*** LISTED RECORDS Section Begins ***

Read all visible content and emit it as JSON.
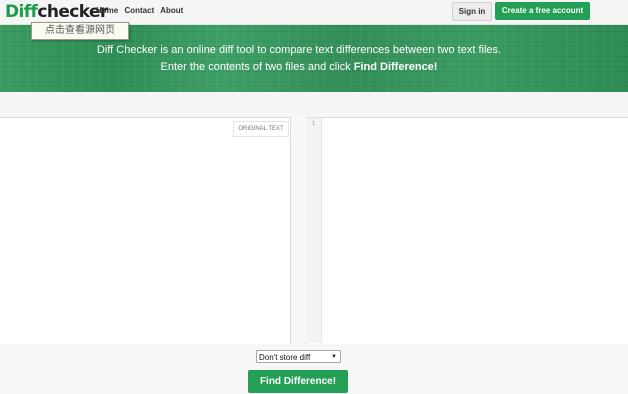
{
  "header": {
    "logo": {
      "part1": "Diff",
      "part2": "checker"
    },
    "nav": [
      "Home",
      "Contact",
      "About"
    ],
    "signin_label": "Sign in",
    "create_account_label": "Create a free account"
  },
  "tooltip": {
    "text": "点击查看源网页"
  },
  "banner": {
    "line1": "Diff Checker is an online diff tool to compare text differences between two text files.",
    "line2_prefix": "Enter the contents of two files and click ",
    "line2_bold": "Find Difference!"
  },
  "editor": {
    "left_label": "ORIGINAL TEXT",
    "right_line_number": "1"
  },
  "footer": {
    "store_select": {
      "selected": "Don't store diff"
    },
    "find_button_label": "Find Difference!"
  },
  "colors": {
    "brand_green": "#23a055",
    "banner_green": "#389a61"
  }
}
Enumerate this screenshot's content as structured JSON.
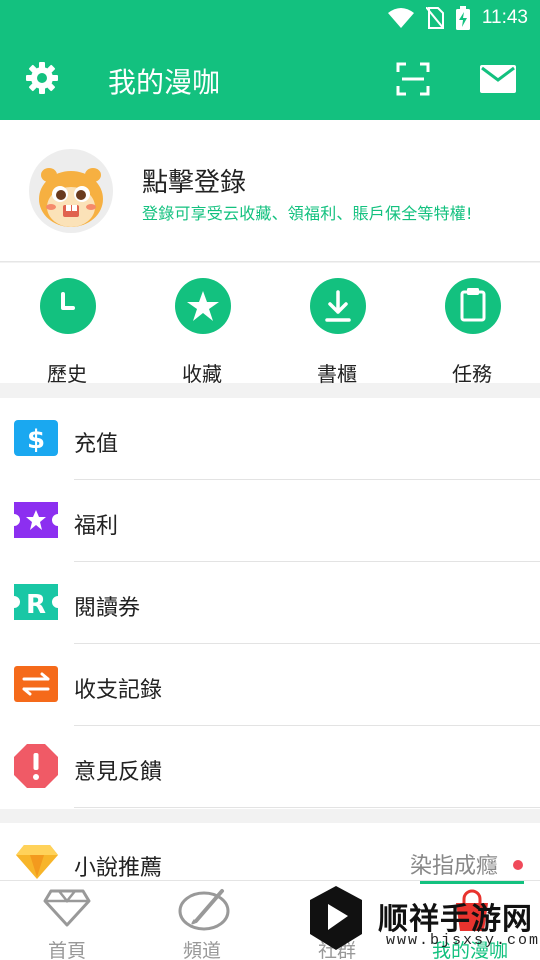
{
  "status_bar": {
    "time": "11:43",
    "icons": [
      "wifi-icon",
      "no-sim-icon",
      "battery-charging-icon"
    ]
  },
  "app_bar": {
    "title": "我的漫咖",
    "left_icon": "gear-icon",
    "right_icons": [
      "scan-icon",
      "mail-icon"
    ]
  },
  "profile": {
    "title": "點擊登錄",
    "subtitle": "登錄可享受云收藏、領福利、賬戶保全等特權!"
  },
  "quick_actions": [
    {
      "label": "歷史",
      "icon": "clock-icon"
    },
    {
      "label": "收藏",
      "icon": "star-icon"
    },
    {
      "label": "書櫃",
      "icon": "download-icon"
    },
    {
      "label": "任務",
      "icon": "clipboard-icon"
    }
  ],
  "menu": [
    {
      "label": "充值",
      "icon": "dollar-icon",
      "color": "#1aa8f0"
    },
    {
      "label": "福利",
      "icon": "star-ticket-icon",
      "color": "#8c2ff0"
    },
    {
      "label": "閱讀券",
      "icon": "r-ticket-icon",
      "color": "#19c7a5"
    },
    {
      "label": "收支記錄",
      "icon": "exchange-icon",
      "color": "#f56a1a"
    },
    {
      "label": "意見反饋",
      "icon": "warning-octagon-icon",
      "color": "#f05a66"
    }
  ],
  "novel": {
    "label": "小說推薦",
    "icon": "diamond-icon",
    "side_label": "染指成癮"
  },
  "tabs": [
    {
      "label": "首頁",
      "icon": "diamond-outline-icon",
      "active": false
    },
    {
      "label": "頻道",
      "icon": "palette-icon",
      "active": false
    },
    {
      "label": "社群",
      "icon": "community-icon",
      "active": false
    },
    {
      "label": "我的漫咖",
      "icon": "bag-icon",
      "active": true
    }
  ],
  "watermark": {
    "text": "顺祥手游网",
    "url": "www.bjsxsy.com"
  },
  "colors": {
    "primary": "#13c17f",
    "text": "#222222",
    "muted": "#999999"
  }
}
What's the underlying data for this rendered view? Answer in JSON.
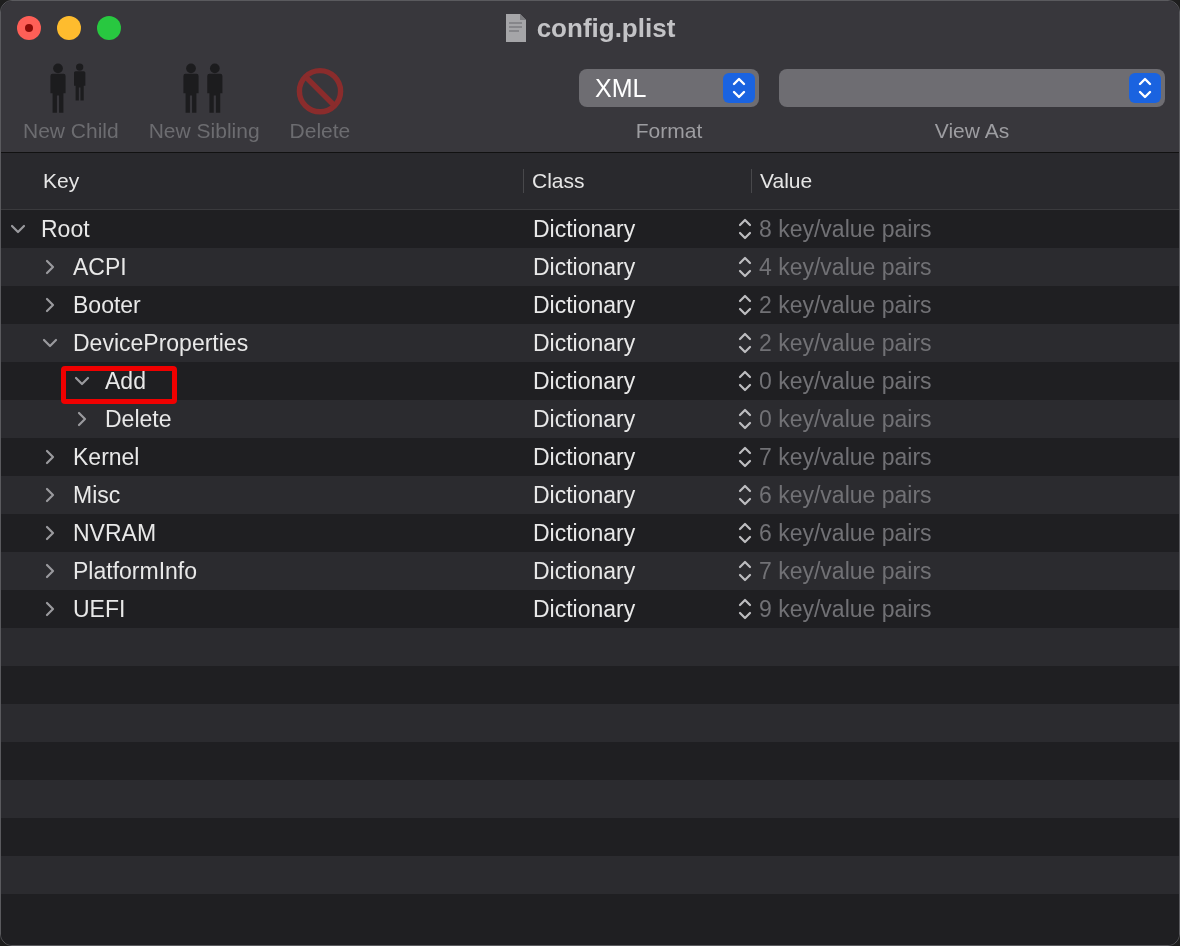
{
  "window": {
    "title": "config.plist"
  },
  "toolbar": {
    "buttons": [
      {
        "kind": "new-child",
        "label": "New Child",
        "disabled": true
      },
      {
        "kind": "new-sibling",
        "label": "New Sibling",
        "disabled": true
      },
      {
        "kind": "delete",
        "label": "Delete",
        "disabled": true
      }
    ],
    "format": {
      "label": "Format",
      "value": "XML"
    },
    "view_as": {
      "label": "View As"
    }
  },
  "table": {
    "columns": [
      "Key",
      "Class",
      "Value"
    ],
    "rows": [
      {
        "key": "Root",
        "class": "Dictionary",
        "value": "8 key/value pairs",
        "expanded": true,
        "highlighted": false,
        "children": [
          {
            "key": "ACPI",
            "class": "Dictionary",
            "value": "4 key/value pairs",
            "expanded": false,
            "highlighted": false
          },
          {
            "key": "Booter",
            "class": "Dictionary",
            "value": "2 key/value pairs",
            "expanded": false,
            "highlighted": false
          },
          {
            "key": "DeviceProperties",
            "class": "Dictionary",
            "value": "2 key/value pairs",
            "expanded": true,
            "highlighted": false,
            "children": [
              {
                "key": "Add",
                "class": "Dictionary",
                "value": "0 key/value pairs",
                "expanded": true,
                "highlighted": true
              },
              {
                "key": "Delete",
                "class": "Dictionary",
                "value": "0 key/value pairs",
                "expanded": false,
                "highlighted": false
              }
            ]
          },
          {
            "key": "Kernel",
            "class": "Dictionary",
            "value": "7 key/value pairs",
            "expanded": false,
            "highlighted": false
          },
          {
            "key": "Misc",
            "class": "Dictionary",
            "value": "6 key/value pairs",
            "expanded": false,
            "highlighted": false
          },
          {
            "key": "NVRAM",
            "class": "Dictionary",
            "value": "6 key/value pairs",
            "expanded": false,
            "highlighted": false
          },
          {
            "key": "PlatformInfo",
            "class": "Dictionary",
            "value": "7 key/value pairs",
            "expanded": false,
            "highlighted": false
          },
          {
            "key": "UEFI",
            "class": "Dictionary",
            "value": "9 key/value pairs",
            "expanded": false,
            "highlighted": false
          }
        ]
      }
    ]
  }
}
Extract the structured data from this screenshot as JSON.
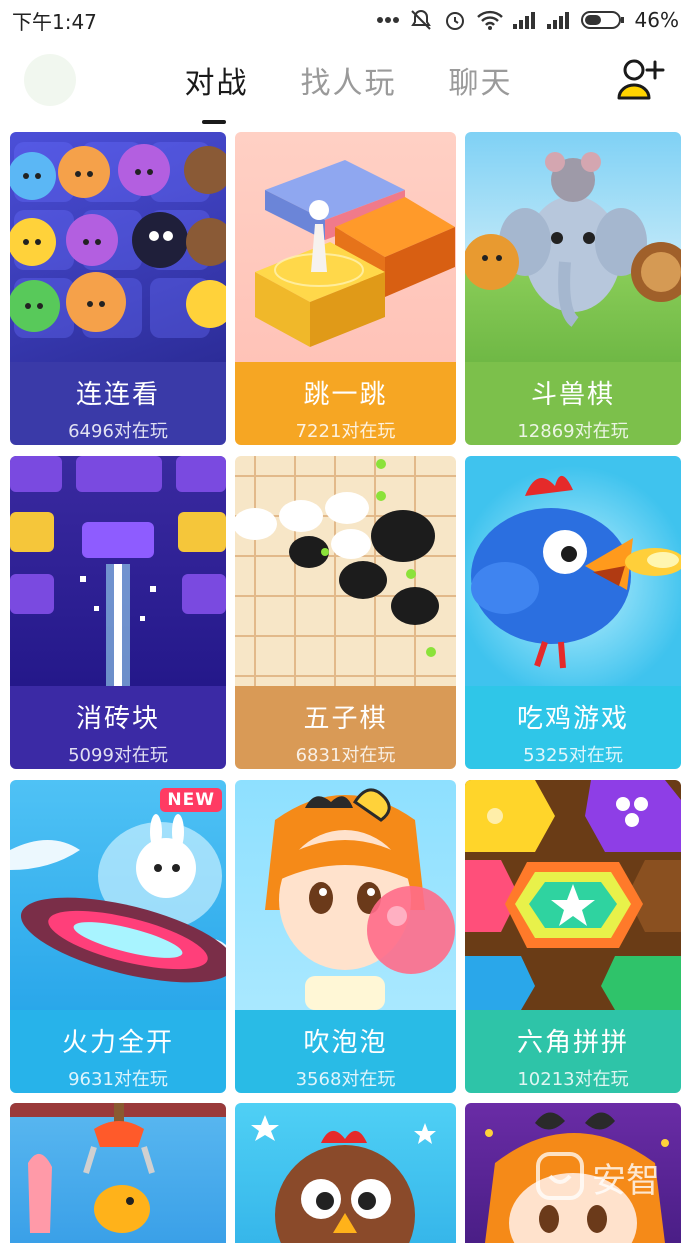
{
  "status": {
    "time": "下午1:47",
    "battery": "46%"
  },
  "tabs": [
    {
      "label": "对战",
      "active": true
    },
    {
      "label": "找人玩",
      "active": false
    },
    {
      "label": "聊天",
      "active": false
    }
  ],
  "games": [
    {
      "name": "连连看",
      "players": "6496对在玩",
      "caption_color": "#3a3aa8",
      "icon": "cats-match-art"
    },
    {
      "name": "跳一跳",
      "players": "7221对在玩",
      "caption_color": "#f6a623",
      "icon": "jump-art"
    },
    {
      "name": "斗兽棋",
      "players": "12869对在玩",
      "caption_color": "#7cc04b",
      "icon": "animals-art"
    },
    {
      "name": "消砖块",
      "players": "5099对在玩",
      "caption_color": "#3b2aa5",
      "icon": "bricks-art"
    },
    {
      "name": "五子棋",
      "players": "6831对在玩",
      "caption_color": "#d99a56",
      "icon": "gomoku-art"
    },
    {
      "name": "吃鸡游戏",
      "players": "5325对在玩",
      "caption_color": "#2fc6e8",
      "icon": "chicken-art"
    },
    {
      "name": "火力全开",
      "players": "9631对在玩",
      "caption_color": "#27b3ea",
      "icon": "ufo-art",
      "badge": "NEW"
    },
    {
      "name": "吹泡泡",
      "players": "3568对在玩",
      "caption_color": "#29bbe6",
      "icon": "bubble-girl-art"
    },
    {
      "name": "六角拼拼",
      "players": "10213对在玩",
      "caption_color": "#2ec4a8",
      "icon": "hexagon-art"
    }
  ],
  "watermark": {
    "text": "安智"
  }
}
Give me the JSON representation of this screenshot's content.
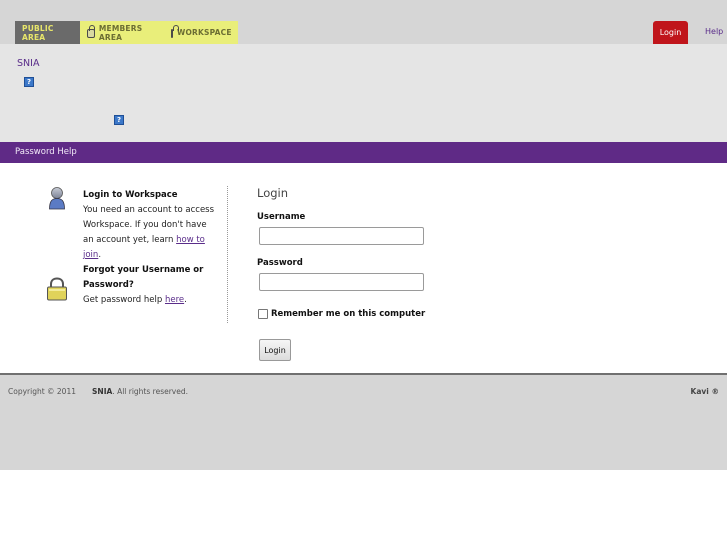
{
  "nav": {
    "tabs": [
      {
        "label": "PUBLIC AREA",
        "locked": false
      },
      {
        "label": "MEMBERS AREA",
        "locked": true
      },
      {
        "label": "WORKSPACE",
        "locked": true
      }
    ],
    "login_label": "Login",
    "help_label": "Help"
  },
  "header": {
    "org_name": "SNIA",
    "help_icon_glyph": "?"
  },
  "subnav": {
    "title": "Password Help"
  },
  "info": {
    "workspace_heading": "Login to Workspace",
    "workspace_text": "You need an account to access Workspace. If you don't have an account yet, learn",
    "workspace_link": "how to join",
    "workspace_after": ".",
    "forgot_heading": "Forgot your Username or Password?",
    "forgot_text": "Get password help",
    "forgot_link": "here",
    "forgot_after": "."
  },
  "login_form": {
    "title": "Login",
    "username_label": "Username",
    "username_value": "",
    "password_label": "Password",
    "password_value": "",
    "remember_label": "Remember me on this computer",
    "remember_checked": false,
    "submit_label": "Login"
  },
  "footer": {
    "copyright": "Copyright © 2011",
    "org": "SNIA",
    "rights": ". All rights reserved.",
    "powered": "Kavi ®"
  },
  "colors": {
    "accent_purple": "#5f2a86",
    "login_red": "#c0151b",
    "tab_yellow": "#e9ee7a"
  },
  "icons": [
    "lock-icon",
    "help-icon",
    "person-icon",
    "padlock-icon"
  ]
}
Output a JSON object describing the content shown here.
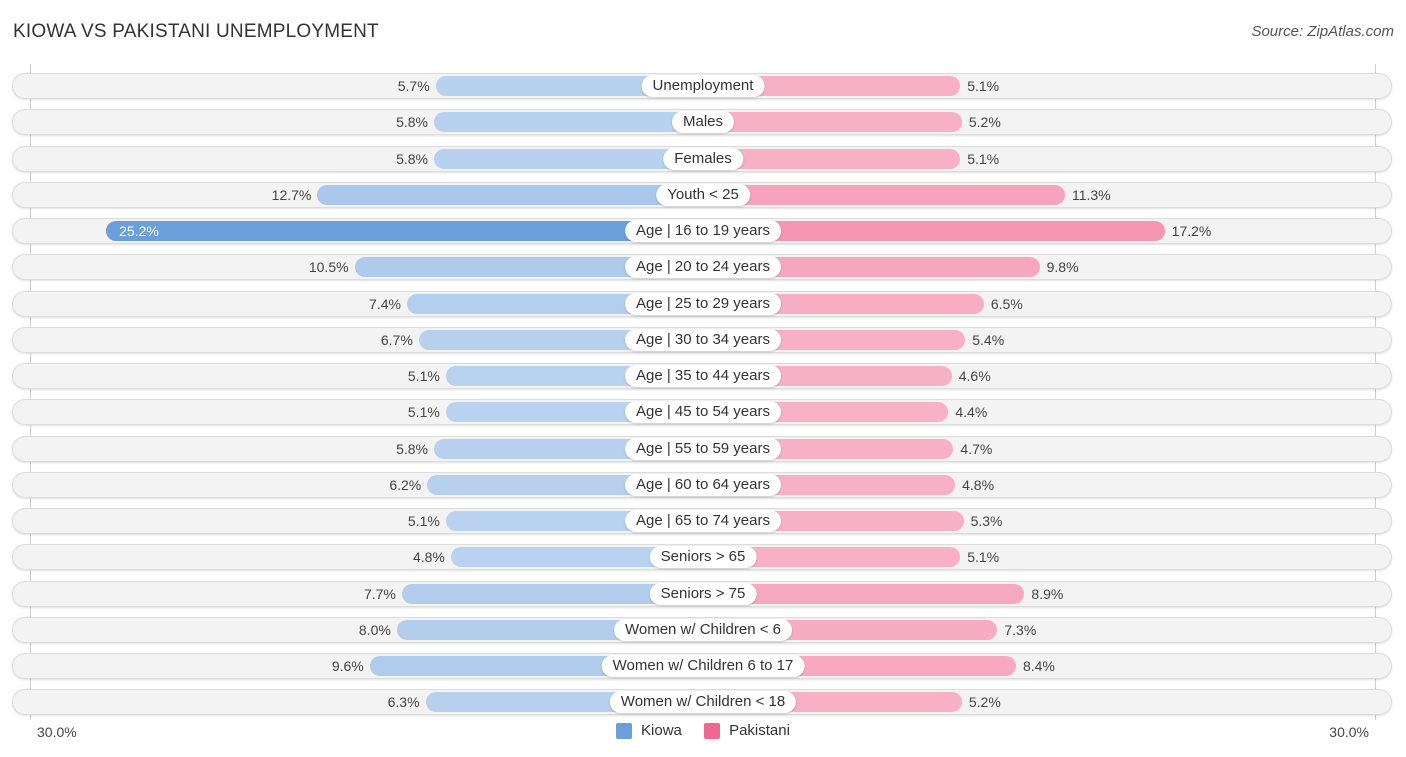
{
  "header": {
    "title": "KIOWA VS PAKISTANI UNEMPLOYMENT",
    "source": "Source: ZipAtlas.com"
  },
  "legend": {
    "items": [
      {
        "label": "Kiowa",
        "color": "#6a9fdc"
      },
      {
        "label": "Pakistani",
        "color": "#f06892"
      }
    ]
  },
  "axis": {
    "left_label": "30.0%",
    "right_label": "30.0%"
  },
  "chart_data": {
    "type": "bar",
    "orientation": "horizontal-diverging",
    "title": "KIOWA VS PAKISTANI UNEMPLOYMENT",
    "xlabel": "",
    "ylabel": "",
    "xlim": [
      0,
      30
    ],
    "unit": "%",
    "legend_position": "bottom-center",
    "categories": [
      "Unemployment",
      "Males",
      "Females",
      "Youth < 25",
      "Age | 16 to 19 years",
      "Age | 20 to 24 years",
      "Age | 25 to 29 years",
      "Age | 30 to 34 years",
      "Age | 35 to 44 years",
      "Age | 45 to 54 years",
      "Age | 55 to 59 years",
      "Age | 60 to 64 years",
      "Age | 65 to 74 years",
      "Seniors > 65",
      "Seniors > 75",
      "Women w/ Children < 6",
      "Women w/ Children 6 to 17",
      "Women w/ Children < 18"
    ],
    "series": [
      {
        "name": "Kiowa",
        "side": "left",
        "color": "#6a9fdc",
        "values": [
          5.7,
          5.8,
          5.8,
          12.7,
          25.2,
          10.5,
          7.4,
          6.7,
          5.1,
          5.1,
          5.8,
          6.2,
          5.1,
          4.8,
          7.7,
          8.0,
          9.6,
          6.3
        ],
        "labels": [
          "5.7%",
          "5.8%",
          "5.8%",
          "12.7%",
          "25.2%",
          "10.5%",
          "7.4%",
          "6.7%",
          "5.1%",
          "5.1%",
          "5.8%",
          "6.2%",
          "5.1%",
          "4.8%",
          "7.7%",
          "8.0%",
          "9.6%",
          "6.3%"
        ]
      },
      {
        "name": "Pakistani",
        "side": "right",
        "color": "#f06892",
        "values": [
          5.1,
          5.2,
          5.1,
          11.3,
          17.2,
          9.8,
          6.5,
          5.4,
          4.6,
          4.4,
          4.7,
          4.8,
          5.3,
          5.1,
          8.9,
          7.3,
          8.4,
          5.2
        ],
        "labels": [
          "5.1%",
          "5.2%",
          "5.1%",
          "11.3%",
          "17.2%",
          "9.8%",
          "6.5%",
          "5.4%",
          "4.6%",
          "4.4%",
          "4.7%",
          "4.8%",
          "5.3%",
          "5.1%",
          "8.9%",
          "7.3%",
          "8.4%",
          "5.2%"
        ]
      }
    ]
  }
}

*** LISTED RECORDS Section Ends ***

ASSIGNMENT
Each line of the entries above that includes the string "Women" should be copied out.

WRITTEN RESPONSE
      "Women w/ Children < 6",
      "Women w/ Children 6 to 17",
      "Women w/ Children < 18"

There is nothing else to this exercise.